* Task details:
In your reply, reproduce every line of the data without any alteration.

[Interface dataset entries]
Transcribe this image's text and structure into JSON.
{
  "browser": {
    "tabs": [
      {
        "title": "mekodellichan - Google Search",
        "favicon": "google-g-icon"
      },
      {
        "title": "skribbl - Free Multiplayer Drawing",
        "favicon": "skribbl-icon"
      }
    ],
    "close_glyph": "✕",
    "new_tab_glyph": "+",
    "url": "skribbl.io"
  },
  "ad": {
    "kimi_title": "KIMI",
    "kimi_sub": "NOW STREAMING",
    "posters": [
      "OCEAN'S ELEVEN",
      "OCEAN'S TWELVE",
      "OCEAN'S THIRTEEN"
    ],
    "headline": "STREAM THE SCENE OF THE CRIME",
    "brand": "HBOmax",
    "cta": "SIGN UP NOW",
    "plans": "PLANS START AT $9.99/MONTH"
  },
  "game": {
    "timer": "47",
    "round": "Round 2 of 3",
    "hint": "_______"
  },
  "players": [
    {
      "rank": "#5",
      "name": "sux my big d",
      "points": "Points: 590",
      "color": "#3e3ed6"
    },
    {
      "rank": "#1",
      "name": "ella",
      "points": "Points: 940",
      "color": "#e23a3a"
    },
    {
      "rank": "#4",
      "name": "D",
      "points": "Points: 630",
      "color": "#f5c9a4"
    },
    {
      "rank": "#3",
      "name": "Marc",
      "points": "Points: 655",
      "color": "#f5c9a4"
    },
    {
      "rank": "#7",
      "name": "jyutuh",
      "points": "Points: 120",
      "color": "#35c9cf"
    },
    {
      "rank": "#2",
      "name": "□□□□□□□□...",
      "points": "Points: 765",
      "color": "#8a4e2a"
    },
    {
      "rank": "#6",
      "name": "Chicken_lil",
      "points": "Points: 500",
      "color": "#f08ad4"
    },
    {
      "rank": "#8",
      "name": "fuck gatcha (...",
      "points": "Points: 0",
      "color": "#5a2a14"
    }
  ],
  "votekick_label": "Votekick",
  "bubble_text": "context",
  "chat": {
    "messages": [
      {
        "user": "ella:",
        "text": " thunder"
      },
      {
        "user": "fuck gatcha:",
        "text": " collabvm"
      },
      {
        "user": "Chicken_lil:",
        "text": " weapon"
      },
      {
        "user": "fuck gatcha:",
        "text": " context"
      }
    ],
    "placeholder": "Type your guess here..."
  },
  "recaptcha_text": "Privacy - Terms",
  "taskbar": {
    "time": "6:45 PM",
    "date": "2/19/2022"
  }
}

* Task result:
Transcribe this image's text and structure into JSON.
{
  "browser": {
    "tabs": [
      {
        "title": "mekodellichan - Google Search",
        "favicon": "google-g-icon"
      },
      {
        "title": "skribbl - Free Multiplayer Drawing",
        "favicon": "skribbl-icon"
      }
    ],
    "close_glyph": "✕",
    "new_tab_glyph": "+",
    "url": "skribbl.io"
  },
  "ad": {
    "kimi_title": "KIMI",
    "kimi_sub": "NOW STREAMING",
    "posters": [
      "OCEAN'S ELEVEN",
      "OCEAN'S TWELVE",
      "OCEAN'S THIRTEEN"
    ],
    "headline": "STREAM THE SCENE OF THE CRIME",
    "brand": "HBOmax",
    "cta": "SIGN UP NOW",
    "plans": "PLANS START AT $9.99/MONTH"
  },
  "game": {
    "timer": "47",
    "round": "Round 2 of 3",
    "hint": "_______"
  },
  "players": [
    {
      "rank": "#5",
      "name": "sux my big d",
      "points": "Points: 590",
      "color": "#3e3ed6"
    },
    {
      "rank": "#1",
      "name": "ella",
      "points": "Points: 940",
      "color": "#e23a3a"
    },
    {
      "rank": "#4",
      "name": "D",
      "points": "Points: 630",
      "color": "#f5c9a4"
    },
    {
      "rank": "#3",
      "name": "Marc",
      "points": "Points: 655",
      "color": "#f5c9a4"
    },
    {
      "rank": "#7",
      "name": "jyutuh",
      "points": "Points: 120",
      "color": "#35c9cf"
    },
    {
      "rank": "#2",
      "name": "□□□□□□□□...",
      "points": "Points: 765",
      "color": "#8a4e2a"
    },
    {
      "rank": "#6",
      "name": "Chicken_lil",
      "points": "Points: 500",
      "color": "#f08ad4"
    },
    {
      "rank": "#8",
      "name": "fuck gatcha (...",
      "points": "Points: 0",
      "color": "#5a2a14"
    }
  ],
  "votekick_label": "Votekick",
  "bubble_text": "context",
  "chat": {
    "messages": [
      {
        "user": "ella:",
        "text": " thunder"
      },
      {
        "user": "fuck gatcha:",
        "text": " collabvm"
      },
      {
        "user": "Chicken_lil:",
        "text": " weapon"
      },
      {
        "user": "fuck gatcha:",
        "text": " context"
      }
    ],
    "placeholder": "Type your guess here..."
  },
  "recaptcha_text": "Privacy - Terms",
  "taskbar": {
    "time": "6:45 PM",
    "date": "2/19/2022"
  }
}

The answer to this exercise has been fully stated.